Pallbearers guard the coffin of Jonas Savimbi, a former leader of the UNITA movement, as it is transported during the reburial of the remains on June 1, 2019, in his home village of Lopitanga, near the town of Andulo, in Bie Province in Angola.
LUANDA - Former leader of Angola's rebel UNITA movement Jonas Savimbi was reinterred on Saturday, 17 years after he was killed in a shootout with government soldiers that spelt the end to the country's long civil war.
Angola, a former Portuguese colony, became a Cold War battleground after independence in 1975 when the Marxist-Leninist People's Movement for the Liberation of Angola (MPLA) seized control.
The United States lined up behind Savimbi's (UNITA) rebels and the Soviet Union and its allies backed the MPLA.
"The remains have been returned to UNITA and the family," Alcides Sakala Simoes, spokesman for the National Union for the Total Independence of Angola (UNITA), said.

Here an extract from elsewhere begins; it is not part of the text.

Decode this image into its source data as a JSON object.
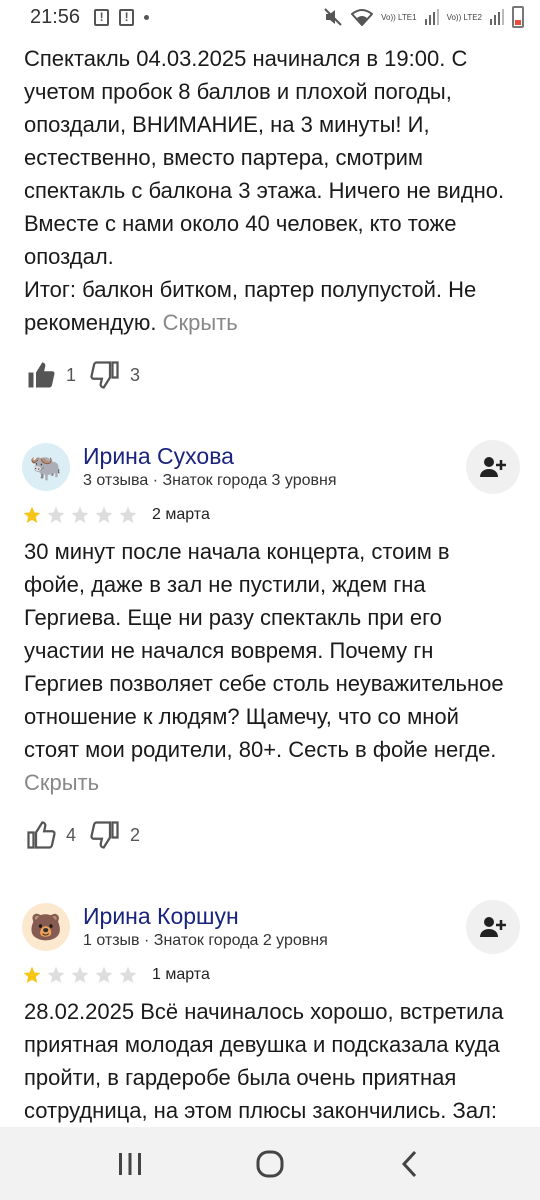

"There was a lot of emotion. It has been 17 years since the government was asked to give us the body. This is an important step for national reconciliation."

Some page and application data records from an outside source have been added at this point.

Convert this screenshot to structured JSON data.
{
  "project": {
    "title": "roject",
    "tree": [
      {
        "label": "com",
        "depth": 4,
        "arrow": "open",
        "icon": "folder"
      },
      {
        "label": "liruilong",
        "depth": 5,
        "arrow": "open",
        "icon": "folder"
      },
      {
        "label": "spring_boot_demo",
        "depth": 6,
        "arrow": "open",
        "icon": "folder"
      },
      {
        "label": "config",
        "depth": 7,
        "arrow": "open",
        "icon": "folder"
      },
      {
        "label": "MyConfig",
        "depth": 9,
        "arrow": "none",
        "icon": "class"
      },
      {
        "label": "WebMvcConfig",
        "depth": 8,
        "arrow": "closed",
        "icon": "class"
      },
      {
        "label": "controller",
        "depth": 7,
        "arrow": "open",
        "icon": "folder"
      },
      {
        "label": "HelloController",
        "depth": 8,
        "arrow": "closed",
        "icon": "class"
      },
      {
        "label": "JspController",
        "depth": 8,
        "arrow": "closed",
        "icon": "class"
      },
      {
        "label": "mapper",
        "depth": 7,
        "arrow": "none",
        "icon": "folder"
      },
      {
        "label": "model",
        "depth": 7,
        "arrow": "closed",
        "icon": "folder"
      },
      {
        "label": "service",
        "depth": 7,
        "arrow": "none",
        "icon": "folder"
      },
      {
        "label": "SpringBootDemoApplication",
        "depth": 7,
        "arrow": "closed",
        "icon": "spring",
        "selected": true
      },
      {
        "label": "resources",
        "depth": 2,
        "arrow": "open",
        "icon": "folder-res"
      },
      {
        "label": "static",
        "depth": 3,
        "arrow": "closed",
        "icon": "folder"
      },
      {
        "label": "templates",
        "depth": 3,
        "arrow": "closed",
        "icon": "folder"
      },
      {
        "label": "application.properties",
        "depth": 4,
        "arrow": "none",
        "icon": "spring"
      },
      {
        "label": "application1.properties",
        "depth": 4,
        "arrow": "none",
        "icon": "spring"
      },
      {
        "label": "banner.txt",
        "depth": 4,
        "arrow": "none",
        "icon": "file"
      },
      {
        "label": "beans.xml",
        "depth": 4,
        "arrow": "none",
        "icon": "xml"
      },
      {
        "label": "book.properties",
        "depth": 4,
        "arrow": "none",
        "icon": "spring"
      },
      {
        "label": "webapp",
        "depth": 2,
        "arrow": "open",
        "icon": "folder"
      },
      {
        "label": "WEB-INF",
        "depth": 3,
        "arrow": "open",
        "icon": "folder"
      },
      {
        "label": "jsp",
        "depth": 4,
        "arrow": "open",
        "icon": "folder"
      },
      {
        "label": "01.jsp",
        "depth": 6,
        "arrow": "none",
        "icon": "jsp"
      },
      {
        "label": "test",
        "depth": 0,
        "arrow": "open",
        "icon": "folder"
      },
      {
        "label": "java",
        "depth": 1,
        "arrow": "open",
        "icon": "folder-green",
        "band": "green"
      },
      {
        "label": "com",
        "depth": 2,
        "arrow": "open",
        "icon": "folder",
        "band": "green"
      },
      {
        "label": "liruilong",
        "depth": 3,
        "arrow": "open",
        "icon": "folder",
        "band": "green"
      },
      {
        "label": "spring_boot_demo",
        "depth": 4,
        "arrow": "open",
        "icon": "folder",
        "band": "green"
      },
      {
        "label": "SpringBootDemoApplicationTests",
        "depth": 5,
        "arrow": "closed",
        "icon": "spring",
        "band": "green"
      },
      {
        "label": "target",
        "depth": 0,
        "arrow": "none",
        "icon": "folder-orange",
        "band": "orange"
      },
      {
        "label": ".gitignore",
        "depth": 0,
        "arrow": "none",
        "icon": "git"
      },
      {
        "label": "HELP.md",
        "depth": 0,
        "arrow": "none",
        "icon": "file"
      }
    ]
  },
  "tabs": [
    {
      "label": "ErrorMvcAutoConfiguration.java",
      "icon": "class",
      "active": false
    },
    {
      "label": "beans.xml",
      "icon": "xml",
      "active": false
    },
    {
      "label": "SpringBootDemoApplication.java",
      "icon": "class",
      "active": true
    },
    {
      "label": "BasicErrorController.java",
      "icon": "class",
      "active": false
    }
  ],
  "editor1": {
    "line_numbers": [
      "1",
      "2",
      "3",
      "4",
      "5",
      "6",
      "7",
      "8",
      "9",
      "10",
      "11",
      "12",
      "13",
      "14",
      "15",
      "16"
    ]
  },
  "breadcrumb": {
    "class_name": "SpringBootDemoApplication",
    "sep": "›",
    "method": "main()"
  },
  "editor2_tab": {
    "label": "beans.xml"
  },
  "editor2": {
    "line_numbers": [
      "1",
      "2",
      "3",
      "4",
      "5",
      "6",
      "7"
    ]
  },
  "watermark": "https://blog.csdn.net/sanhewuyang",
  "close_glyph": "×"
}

"We are moved and relieved, we will be able to mourn," Cheya Savimbi, his eldest son, said after the remains were handed over at a ceremony in Andulo.
Early in 2002, soldiers pursued the 67-year-old Savimbi across the province of Moxico in central eastern Angola.

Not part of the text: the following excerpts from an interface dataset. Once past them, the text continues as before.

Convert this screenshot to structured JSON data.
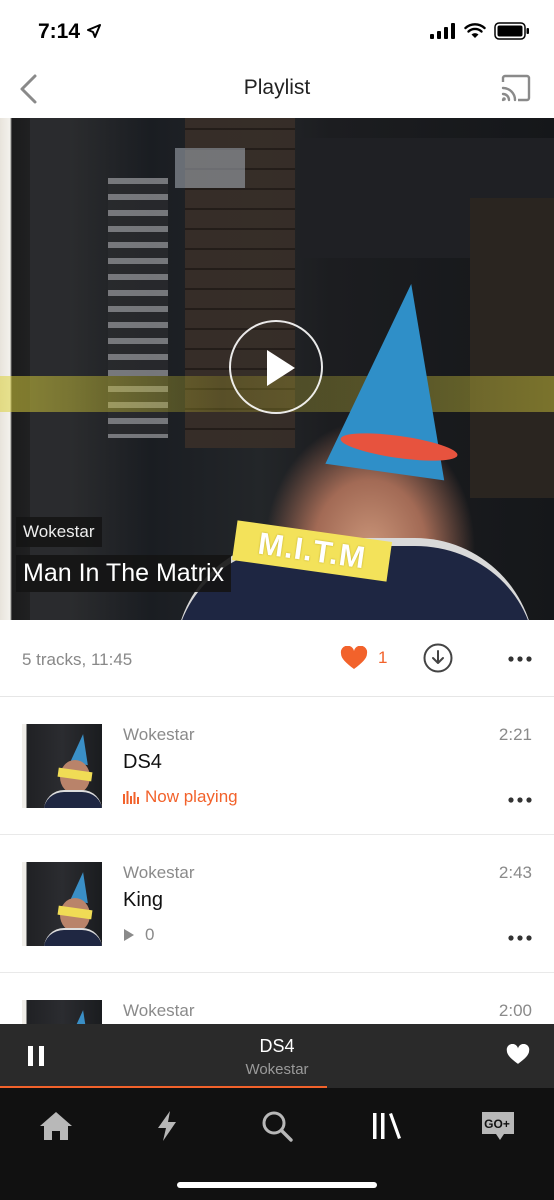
{
  "status_bar": {
    "time": "7:14"
  },
  "nav": {
    "title": "Playlist"
  },
  "hero": {
    "artist": "Wokestar",
    "title": "Man In The Matrix",
    "art_text": "M.I.T.M"
  },
  "meta": {
    "info": "5 tracks, 11:45",
    "likes": "1"
  },
  "tracks": [
    {
      "artist": "Wokestar",
      "title": "DS4",
      "duration": "2:21",
      "status": "Now playing"
    },
    {
      "artist": "Wokestar",
      "title": "King",
      "duration": "2:43",
      "plays": "0"
    },
    {
      "artist": "Wokestar",
      "title": "",
      "duration": "2:00"
    }
  ],
  "mini_player": {
    "title": "DS4",
    "artist": "Wokestar",
    "progress": 0.59
  },
  "tabs": [
    "home-icon",
    "stream-icon",
    "search-icon",
    "library-icon",
    "go-plus-icon"
  ],
  "colors": {
    "accent": "#f2622b",
    "player_bg": "#2a2a2a",
    "tabbar_bg": "#111111"
  }
}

On 22 February, his pursuers caught up with him. He fought back but, riddled with more than a dozen bullets, soon died.
His body was taken to the provincial capital Luena and hurriedly buried in a cemetery, with a cross of iron on the mound of red soil and the name "SAVIMBI Jonas" etched into the trunk of an acacia tree.
This year, after long talks, the MPLA government agreed with UNITA and the Savimbi family to hold a funeral on Saturday in Lopitanga, in central Angola, where Savimbi's father is buried.
The deal was unlocked after President Jose Eduardo dos Santos, Savimbi's sworn enemy, stepped down in 2017 and was replaced by his defence minister, Joao Lourenco.